* **Work request**
From the records beneath, determine how many lines contain "this" and report only that figure.

Website and app data records:
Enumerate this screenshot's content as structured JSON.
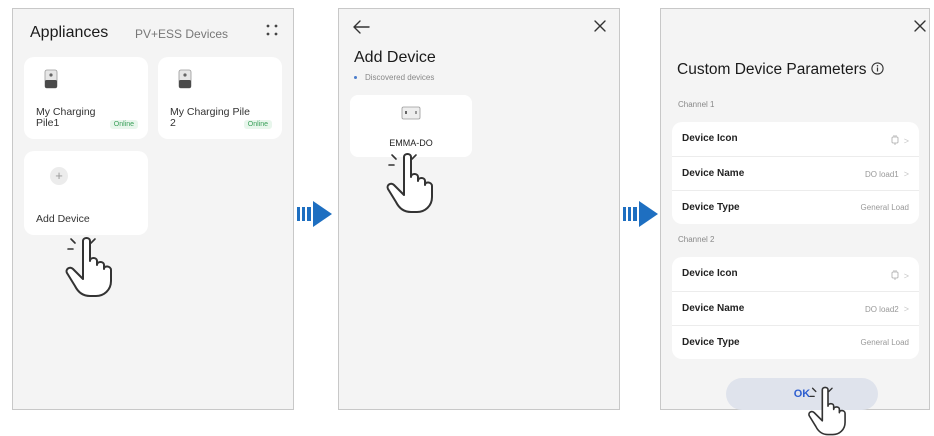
{
  "colors": {
    "panel_bg": "#f4f4f4",
    "card_bg": "#ffffff",
    "flow_arrow": "#1e6fc1",
    "online": "#3aa05a",
    "ok_text": "#2f5fd0",
    "ok_bg": "#dfe3ec"
  },
  "appliances": {
    "title": "Appliances",
    "subtitle": "PV+ESS Devices",
    "menu_icon": "grid-dots-icon",
    "devices": [
      {
        "name": "My Charging Pile1",
        "status": "Online",
        "icon": "charging-pile-icon"
      },
      {
        "name": "My Charging Pile 2",
        "status": "Online",
        "icon": "charging-pile-icon"
      }
    ],
    "add_device_label": "Add Device",
    "add_icon": "plus-icon"
  },
  "add_device": {
    "back_icon": "back-arrow-icon",
    "close_icon": "close-icon",
    "title": "Add Device",
    "section_label": "Discovered devices",
    "discovered": [
      {
        "name": "EMMA-DO",
        "icon": "emma-device-icon"
      }
    ]
  },
  "custom_params": {
    "close_icon": "close-icon",
    "title": "Custom Device Parameters",
    "info_icon": "info-icon",
    "channels": [
      {
        "label": "Channel 1",
        "rows": [
          {
            "key": "Device Icon",
            "value": ""
          },
          {
            "key": "Device Name",
            "value": "DO load1"
          },
          {
            "key": "Device Type",
            "value": "General Load"
          }
        ]
      },
      {
        "label": "Channel 2",
        "rows": [
          {
            "key": "Device Icon",
            "value": ""
          },
          {
            "key": "Device Name",
            "value": "DO load2"
          },
          {
            "key": "Device Type",
            "value": "General Load"
          }
        ]
      }
    ],
    "ok_label": "OK"
  }
}
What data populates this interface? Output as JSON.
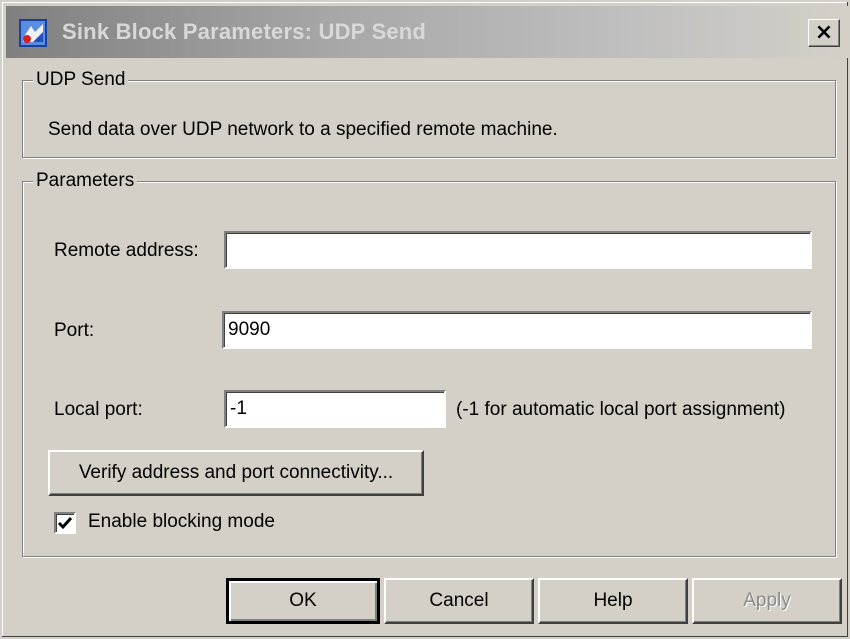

* **Task solution**
2